Dataset extract -
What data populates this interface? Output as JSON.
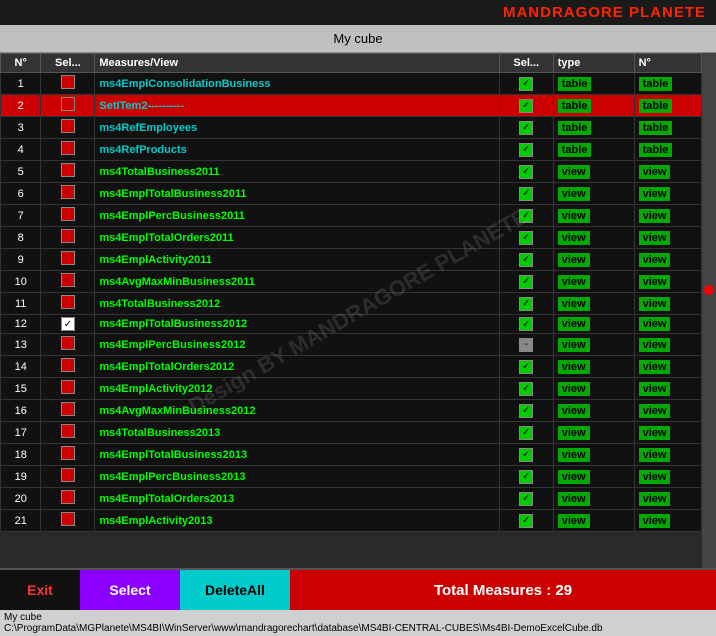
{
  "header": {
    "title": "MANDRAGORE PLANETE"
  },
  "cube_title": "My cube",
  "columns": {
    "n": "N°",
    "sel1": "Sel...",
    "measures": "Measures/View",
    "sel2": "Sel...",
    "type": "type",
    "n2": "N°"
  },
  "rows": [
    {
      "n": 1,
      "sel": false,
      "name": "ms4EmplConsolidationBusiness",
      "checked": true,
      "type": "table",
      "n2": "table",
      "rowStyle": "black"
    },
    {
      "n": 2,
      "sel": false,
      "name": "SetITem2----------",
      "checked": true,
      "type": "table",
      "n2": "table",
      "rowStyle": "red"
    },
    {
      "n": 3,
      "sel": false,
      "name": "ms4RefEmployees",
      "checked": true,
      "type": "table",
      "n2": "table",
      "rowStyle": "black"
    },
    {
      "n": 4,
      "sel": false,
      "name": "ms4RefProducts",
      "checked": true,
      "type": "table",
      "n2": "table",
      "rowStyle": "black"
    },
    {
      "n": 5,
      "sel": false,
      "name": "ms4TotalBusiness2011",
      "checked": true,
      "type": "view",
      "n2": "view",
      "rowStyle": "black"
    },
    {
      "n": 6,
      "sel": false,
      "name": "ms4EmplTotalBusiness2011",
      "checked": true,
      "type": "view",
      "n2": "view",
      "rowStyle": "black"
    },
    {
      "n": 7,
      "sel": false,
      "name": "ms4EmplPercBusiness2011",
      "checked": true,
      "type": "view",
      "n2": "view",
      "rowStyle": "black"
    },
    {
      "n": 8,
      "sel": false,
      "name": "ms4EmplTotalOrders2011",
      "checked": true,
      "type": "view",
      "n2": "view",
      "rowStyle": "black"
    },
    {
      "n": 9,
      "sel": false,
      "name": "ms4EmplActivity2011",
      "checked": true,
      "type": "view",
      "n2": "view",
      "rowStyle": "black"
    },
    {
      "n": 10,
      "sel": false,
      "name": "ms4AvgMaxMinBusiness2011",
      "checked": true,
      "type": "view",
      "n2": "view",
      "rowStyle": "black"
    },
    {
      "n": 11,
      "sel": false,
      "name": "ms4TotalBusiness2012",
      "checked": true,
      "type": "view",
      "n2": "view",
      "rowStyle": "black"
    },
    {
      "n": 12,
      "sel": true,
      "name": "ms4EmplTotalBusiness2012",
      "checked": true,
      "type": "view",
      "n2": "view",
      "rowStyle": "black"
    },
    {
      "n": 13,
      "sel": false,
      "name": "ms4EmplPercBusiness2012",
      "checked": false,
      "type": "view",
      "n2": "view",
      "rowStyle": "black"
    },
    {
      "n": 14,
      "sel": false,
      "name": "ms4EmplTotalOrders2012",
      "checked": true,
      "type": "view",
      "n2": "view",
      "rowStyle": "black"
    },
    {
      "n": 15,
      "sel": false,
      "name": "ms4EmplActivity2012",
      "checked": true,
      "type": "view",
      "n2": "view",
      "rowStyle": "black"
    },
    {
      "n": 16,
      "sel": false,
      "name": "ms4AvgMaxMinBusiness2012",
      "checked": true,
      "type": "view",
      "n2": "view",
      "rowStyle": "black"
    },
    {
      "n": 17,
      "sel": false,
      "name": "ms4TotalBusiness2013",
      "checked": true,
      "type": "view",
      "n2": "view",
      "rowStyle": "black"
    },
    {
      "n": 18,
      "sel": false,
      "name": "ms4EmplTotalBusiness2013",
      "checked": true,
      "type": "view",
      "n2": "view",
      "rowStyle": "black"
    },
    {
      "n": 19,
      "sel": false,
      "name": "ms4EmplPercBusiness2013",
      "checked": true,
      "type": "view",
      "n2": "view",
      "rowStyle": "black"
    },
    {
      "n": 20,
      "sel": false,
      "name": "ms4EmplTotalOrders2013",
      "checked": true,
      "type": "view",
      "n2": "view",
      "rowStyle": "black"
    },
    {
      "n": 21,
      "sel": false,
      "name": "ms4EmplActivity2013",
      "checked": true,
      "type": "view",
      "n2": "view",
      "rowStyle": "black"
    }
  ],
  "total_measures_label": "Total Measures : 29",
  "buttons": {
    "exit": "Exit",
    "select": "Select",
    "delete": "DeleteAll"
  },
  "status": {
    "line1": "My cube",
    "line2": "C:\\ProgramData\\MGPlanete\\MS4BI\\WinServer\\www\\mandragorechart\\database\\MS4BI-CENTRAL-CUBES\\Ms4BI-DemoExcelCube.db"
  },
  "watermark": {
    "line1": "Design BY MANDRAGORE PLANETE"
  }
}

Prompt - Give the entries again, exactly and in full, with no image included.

Exercise output -
What data populates this interface? Output as JSON.
{
  "header": {
    "title": "MANDRAGORE PLANETE"
  },
  "cube_title": "My cube",
  "columns": {
    "n": "N°",
    "sel1": "Sel...",
    "measures": "Measures/View",
    "sel2": "Sel...",
    "type": "type",
    "n2": "N°"
  },
  "rows": [
    {
      "n": 1,
      "sel": false,
      "name": "ms4EmplConsolidationBusiness",
      "checked": true,
      "type": "table",
      "n2": "table",
      "rowStyle": "black"
    },
    {
      "n": 2,
      "sel": false,
      "name": "SetITem2----------",
      "checked": true,
      "type": "table",
      "n2": "table",
      "rowStyle": "red"
    },
    {
      "n": 3,
      "sel": false,
      "name": "ms4RefEmployees",
      "checked": true,
      "type": "table",
      "n2": "table",
      "rowStyle": "black"
    },
    {
      "n": 4,
      "sel": false,
      "name": "ms4RefProducts",
      "checked": true,
      "type": "table",
      "n2": "table",
      "rowStyle": "black"
    },
    {
      "n": 5,
      "sel": false,
      "name": "ms4TotalBusiness2011",
      "checked": true,
      "type": "view",
      "n2": "view",
      "rowStyle": "black"
    },
    {
      "n": 6,
      "sel": false,
      "name": "ms4EmplTotalBusiness2011",
      "checked": true,
      "type": "view",
      "n2": "view",
      "rowStyle": "black"
    },
    {
      "n": 7,
      "sel": false,
      "name": "ms4EmplPercBusiness2011",
      "checked": true,
      "type": "view",
      "n2": "view",
      "rowStyle": "black"
    },
    {
      "n": 8,
      "sel": false,
      "name": "ms4EmplTotalOrders2011",
      "checked": true,
      "type": "view",
      "n2": "view",
      "rowStyle": "black"
    },
    {
      "n": 9,
      "sel": false,
      "name": "ms4EmplActivity2011",
      "checked": true,
      "type": "view",
      "n2": "view",
      "rowStyle": "black"
    },
    {
      "n": 10,
      "sel": false,
      "name": "ms4AvgMaxMinBusiness2011",
      "checked": true,
      "type": "view",
      "n2": "view",
      "rowStyle": "black"
    },
    {
      "n": 11,
      "sel": false,
      "name": "ms4TotalBusiness2012",
      "checked": true,
      "type": "view",
      "n2": "view",
      "rowStyle": "black"
    },
    {
      "n": 12,
      "sel": true,
      "name": "ms4EmplTotalBusiness2012",
      "checked": true,
      "type": "view",
      "n2": "view",
      "rowStyle": "black"
    },
    {
      "n": 13,
      "sel": false,
      "name": "ms4EmplPercBusiness2012",
      "checked": false,
      "type": "view",
      "n2": "view",
      "rowStyle": "black"
    },
    {
      "n": 14,
      "sel": false,
      "name": "ms4EmplTotalOrders2012",
      "checked": true,
      "type": "view",
      "n2": "view",
      "rowStyle": "black"
    },
    {
      "n": 15,
      "sel": false,
      "name": "ms4EmplActivity2012",
      "checked": true,
      "type": "view",
      "n2": "view",
      "rowStyle": "black"
    },
    {
      "n": 16,
      "sel": false,
      "name": "ms4AvgMaxMinBusiness2012",
      "checked": true,
      "type": "view",
      "n2": "view",
      "rowStyle": "black"
    },
    {
      "n": 17,
      "sel": false,
      "name": "ms4TotalBusiness2013",
      "checked": true,
      "type": "view",
      "n2": "view",
      "rowStyle": "black"
    },
    {
      "n": 18,
      "sel": false,
      "name": "ms4EmplTotalBusiness2013",
      "checked": true,
      "type": "view",
      "n2": "view",
      "rowStyle": "black"
    },
    {
      "n": 19,
      "sel": false,
      "name": "ms4EmplPercBusiness2013",
      "checked": true,
      "type": "view",
      "n2": "view",
      "rowStyle": "black"
    },
    {
      "n": 20,
      "sel": false,
      "name": "ms4EmplTotalOrders2013",
      "checked": true,
      "type": "view",
      "n2": "view",
      "rowStyle": "black"
    },
    {
      "n": 21,
      "sel": false,
      "name": "ms4EmplActivity2013",
      "checked": true,
      "type": "view",
      "n2": "view",
      "rowStyle": "black"
    }
  ],
  "total_measures_label": "Total Measures : 29",
  "buttons": {
    "exit": "Exit",
    "select": "Select",
    "delete": "DeleteAll"
  },
  "status": {
    "line1": "My cube",
    "line2": "C:\\ProgramData\\MGPlanete\\MS4BI\\WinServer\\www\\mandragorechart\\database\\MS4BI-CENTRAL-CUBES\\Ms4BI-DemoExcelCube.db"
  },
  "watermark": {
    "line1": "Design BY MANDRAGORE PLANETE"
  }
}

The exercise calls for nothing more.